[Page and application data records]
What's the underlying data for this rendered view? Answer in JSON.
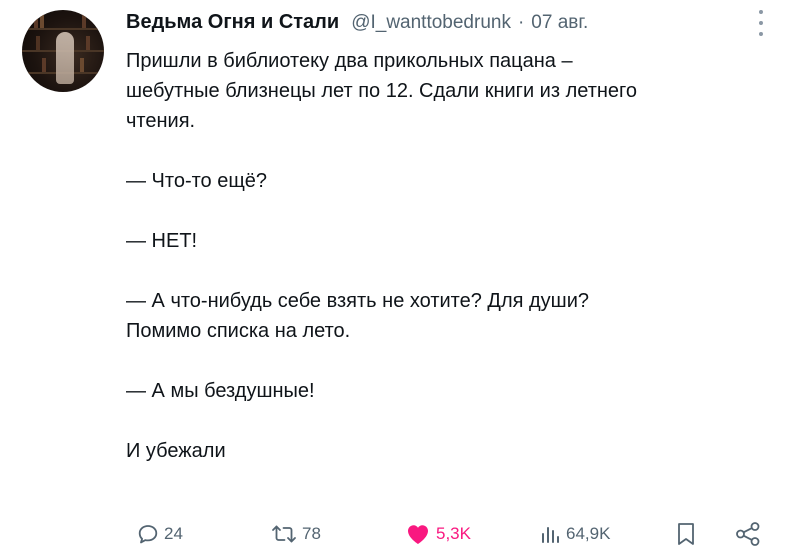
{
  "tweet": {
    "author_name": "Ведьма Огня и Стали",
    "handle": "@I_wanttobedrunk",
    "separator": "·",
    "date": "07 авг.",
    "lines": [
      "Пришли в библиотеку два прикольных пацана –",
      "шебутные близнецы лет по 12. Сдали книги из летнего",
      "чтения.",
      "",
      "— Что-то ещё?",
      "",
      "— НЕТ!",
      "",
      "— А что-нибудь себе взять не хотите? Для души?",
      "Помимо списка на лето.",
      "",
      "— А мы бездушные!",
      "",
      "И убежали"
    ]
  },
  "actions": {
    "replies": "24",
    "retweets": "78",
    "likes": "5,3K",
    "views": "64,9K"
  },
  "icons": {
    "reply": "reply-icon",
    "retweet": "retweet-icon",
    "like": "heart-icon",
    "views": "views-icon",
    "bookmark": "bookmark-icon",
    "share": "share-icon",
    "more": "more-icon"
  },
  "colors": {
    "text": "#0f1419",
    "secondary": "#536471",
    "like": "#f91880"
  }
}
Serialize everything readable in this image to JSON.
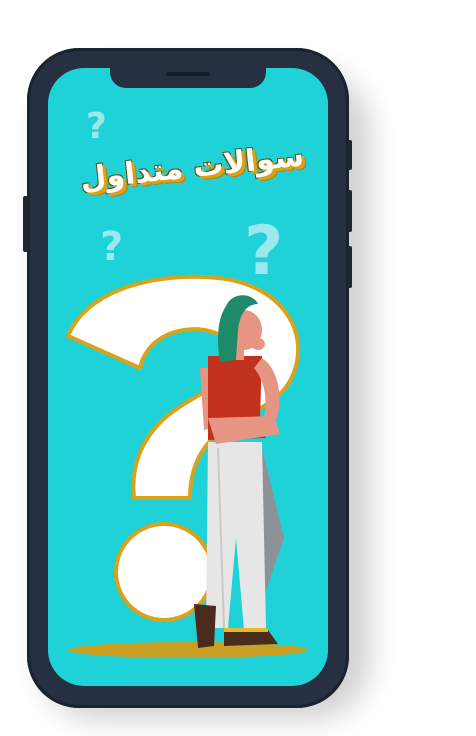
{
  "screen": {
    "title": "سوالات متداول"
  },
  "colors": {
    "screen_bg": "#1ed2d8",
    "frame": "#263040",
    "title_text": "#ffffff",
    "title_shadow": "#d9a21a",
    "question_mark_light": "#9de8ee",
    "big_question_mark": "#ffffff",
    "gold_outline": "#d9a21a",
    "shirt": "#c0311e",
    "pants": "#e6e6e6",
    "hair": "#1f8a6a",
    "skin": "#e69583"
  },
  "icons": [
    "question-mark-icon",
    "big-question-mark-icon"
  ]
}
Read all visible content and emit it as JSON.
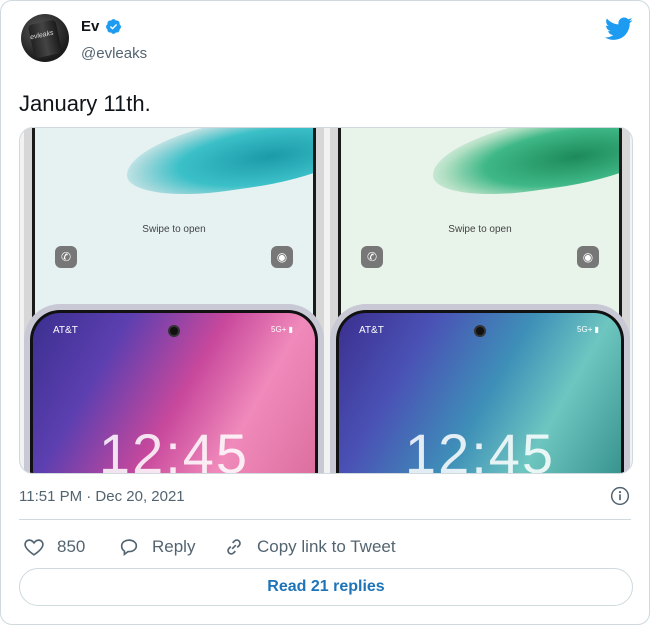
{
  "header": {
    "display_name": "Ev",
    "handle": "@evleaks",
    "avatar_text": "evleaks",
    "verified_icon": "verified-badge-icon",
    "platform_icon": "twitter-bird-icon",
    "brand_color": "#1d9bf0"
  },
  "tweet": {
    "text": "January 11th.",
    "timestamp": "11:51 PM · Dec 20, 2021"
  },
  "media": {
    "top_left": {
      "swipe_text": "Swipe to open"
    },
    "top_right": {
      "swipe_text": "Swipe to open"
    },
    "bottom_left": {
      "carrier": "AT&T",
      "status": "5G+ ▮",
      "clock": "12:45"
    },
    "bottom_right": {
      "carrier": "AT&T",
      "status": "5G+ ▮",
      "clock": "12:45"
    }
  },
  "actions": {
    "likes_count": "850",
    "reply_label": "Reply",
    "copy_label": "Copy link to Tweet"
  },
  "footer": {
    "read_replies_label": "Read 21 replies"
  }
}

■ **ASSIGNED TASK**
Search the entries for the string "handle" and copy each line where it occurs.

■ **ANSWER TO THE EXERCISE**
    "handle": "@I_wanttobedrunk",
    "handle": "@evleaks",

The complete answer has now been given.